Day nine: now the page presents me with a banner called Page Education. It suggests that I learn ‘easy tactics’ to grow the page’s popularity, such as re-spamming my friends–all of whom already got one spam; those who didn’t ‘like’ as a result, no doubt, will be more persuaded to do so by bothering them further. They also suggest sharing it to my personal timeline. As if; one of the key objectives here was to decouple my public presentation from my private life. Another easy tactic: nag my friends to recommend my page. Yeah, because beggary is such a classy look.

Yeah, so forget those. I have a better idea: post actual content that people might enjoy.

Day ten: now it’s nagging me to set up automatic responses to new messages. As if I get such an avalanche of new PMs that I need an answering service. An automatic response is no response, and therefore only annoys; might use it when on vacation, or otherwise well away from the blog. Today must be response day because there’s also a nag to increase my response time. If I trim it down to fifteen minutes, I am told, I will get to wear a special badge. Let me guess: it’s the badge that says “I have no life except to respond to these messages.”

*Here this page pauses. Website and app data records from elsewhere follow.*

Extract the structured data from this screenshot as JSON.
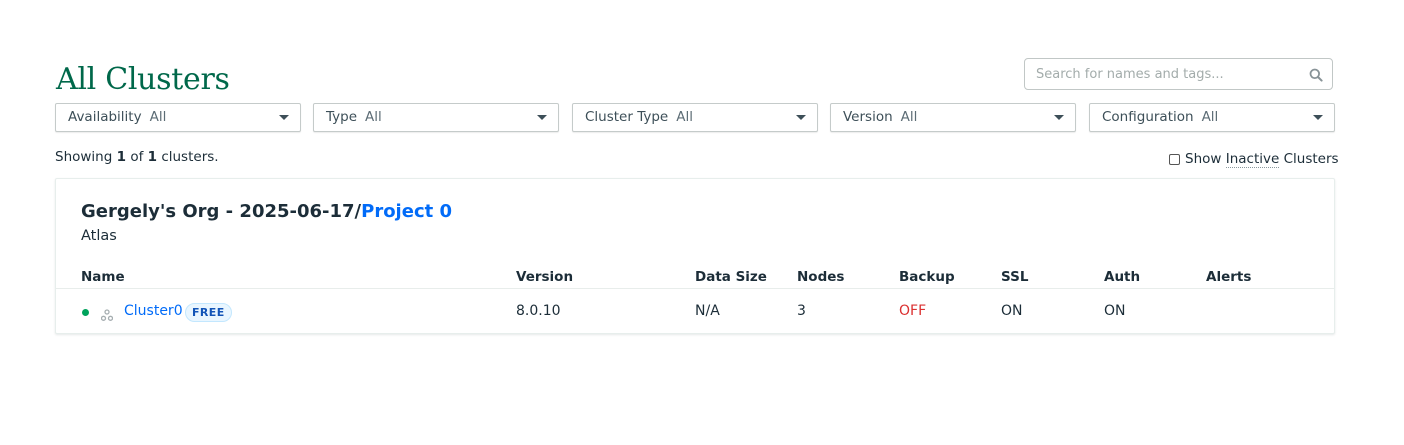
{
  "page": {
    "title": "All Clusters"
  },
  "search": {
    "placeholder": "Search for names and tags...",
    "icon": "search-icon"
  },
  "filters": [
    {
      "label": "Availability",
      "value": "All"
    },
    {
      "label": "Type",
      "value": "All"
    },
    {
      "label": "Cluster Type",
      "value": "All"
    },
    {
      "label": "Version",
      "value": "All"
    },
    {
      "label": "Configuration",
      "value": "All"
    }
  ],
  "summary": {
    "prefix": "Showing",
    "shown": "1",
    "of": "of",
    "total": "1",
    "suffix": "clusters."
  },
  "show_inactive": {
    "label_prefix": "Show",
    "label_underlined": "Inactive",
    "label_suffix": "Clusters",
    "checked": false
  },
  "project": {
    "org": "Gergely's Org - 2025-06-17/",
    "name": "Project 0",
    "subtitle": "Atlas"
  },
  "table": {
    "columns": [
      "Name",
      "Version",
      "Data Size",
      "Nodes",
      "Backup",
      "SSL",
      "Auth",
      "Alerts"
    ],
    "rows": [
      {
        "name": "Cluster0",
        "badge": "FREE",
        "version": "8.0.10",
        "data_size": "N/A",
        "nodes": "3",
        "backup": "OFF",
        "ssl": "ON",
        "auth": "ON",
        "alerts": ""
      }
    ]
  },
  "colors": {
    "title_green": "#00684a",
    "link_blue": "#016bf8",
    "status_green": "#00a35c",
    "backup_off_red": "#db3030",
    "badge_bg": "#e9f6ff"
  }
}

Naturally, there’s also a nag to get started with automated ads. Those are beginning to fade into the wallpaper for me.

Day eleven: since this was the day Facebook was borcked in most ways for most of the US daylight hours, as a side benefit, I didn’t get any nags. Either that or I am better every day at ignoring them. Now and then I’m going to repost some older posts from here. Naturally, for the much older ones, I will do some hasty editing so that I don’t have to post them with a bag over the profile picture.

I suppose it’s time to tie this up with a bow. The experience was chaotic, and felt designed to overwhelm–to inspire one to just say yes to some of the things, in order to still at least a few of the yammers. It doesn’t work on me because I have at least some technical background and have the attitude of a constipated badger when I feel pressured, but it probably works on enough people that it generates some advertising revenue.

On the positive side, there’s a moderately refined mechanism for private conversation engagement if someone PMs me. Some of the statistics are nice, even if they do turn out to be nag platforms: “This post is performing better than 75% of your other posts–Boost it for greater reach!”

At least it’ll offer a good place to post links for these.